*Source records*
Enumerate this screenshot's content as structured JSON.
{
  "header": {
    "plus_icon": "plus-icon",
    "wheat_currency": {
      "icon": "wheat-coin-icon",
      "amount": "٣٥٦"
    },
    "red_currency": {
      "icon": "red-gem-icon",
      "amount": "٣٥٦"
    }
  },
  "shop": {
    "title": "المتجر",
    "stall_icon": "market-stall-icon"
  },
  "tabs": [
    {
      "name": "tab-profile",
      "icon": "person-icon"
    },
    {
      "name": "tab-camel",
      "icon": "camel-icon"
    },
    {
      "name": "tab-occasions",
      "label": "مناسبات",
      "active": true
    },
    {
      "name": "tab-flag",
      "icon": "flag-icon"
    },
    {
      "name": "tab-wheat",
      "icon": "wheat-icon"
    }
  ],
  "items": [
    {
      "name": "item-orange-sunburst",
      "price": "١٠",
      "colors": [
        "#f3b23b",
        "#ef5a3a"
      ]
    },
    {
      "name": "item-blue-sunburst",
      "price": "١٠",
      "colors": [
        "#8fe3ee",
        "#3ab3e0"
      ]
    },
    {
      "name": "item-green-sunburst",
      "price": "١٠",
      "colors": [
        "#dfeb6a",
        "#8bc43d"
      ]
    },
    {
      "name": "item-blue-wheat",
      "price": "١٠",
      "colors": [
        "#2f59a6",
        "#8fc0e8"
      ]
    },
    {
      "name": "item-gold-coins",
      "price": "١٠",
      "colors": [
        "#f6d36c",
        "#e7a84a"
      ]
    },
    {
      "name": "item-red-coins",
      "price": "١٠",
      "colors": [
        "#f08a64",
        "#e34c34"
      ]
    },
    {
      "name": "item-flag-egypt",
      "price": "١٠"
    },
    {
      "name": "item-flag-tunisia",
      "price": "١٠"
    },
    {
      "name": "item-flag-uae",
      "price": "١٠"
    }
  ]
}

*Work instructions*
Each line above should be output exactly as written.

*Exercise response*
Enumerate this screenshot's content as structured JSON.
{
  "header": {
    "plus_icon": "plus-icon",
    "wheat_currency": {
      "icon": "wheat-coin-icon",
      "amount": "٣٥٦"
    },
    "red_currency": {
      "icon": "red-gem-icon",
      "amount": "٣٥٦"
    }
  },
  "shop": {
    "title": "المتجر",
    "stall_icon": "market-stall-icon"
  },
  "tabs": [
    {
      "name": "tab-profile",
      "icon": "person-icon"
    },
    {
      "name": "tab-camel",
      "icon": "camel-icon"
    },
    {
      "name": "tab-occasions",
      "label": "مناسبات",
      "active": true
    },
    {
      "name": "tab-flag",
      "icon": "flag-icon"
    },
    {
      "name": "tab-wheat",
      "icon": "wheat-icon"
    }
  ],
  "items": [
    {
      "name": "item-orange-sunburst",
      "price": "١٠",
      "colors": [
        "#f3b23b",
        "#ef5a3a"
      ]
    },
    {
      "name": "item-blue-sunburst",
      "price": "١٠",
      "colors": [
        "#8fe3ee",
        "#3ab3e0"
      ]
    },
    {
      "name": "item-green-sunburst",
      "price": "١٠",
      "colors": [
        "#dfeb6a",
        "#8bc43d"
      ]
    },
    {
      "name": "item-blue-wheat",
      "price": "١٠",
      "colors": [
        "#2f59a6",
        "#8fc0e8"
      ]
    },
    {
      "name": "item-gold-coins",
      "price": "١٠",
      "colors": [
        "#f6d36c",
        "#e7a84a"
      ]
    },
    {
      "name": "item-red-coins",
      "price": "١٠",
      "colors": [
        "#f08a64",
        "#e34c34"
      ]
    },
    {
      "name": "item-flag-egypt",
      "price": "١٠"
    },
    {
      "name": "item-flag-tunisia",
      "price": "١٠"
    },
    {
      "name": "item-flag-uae",
      "price": "١٠"
    }
  ]
}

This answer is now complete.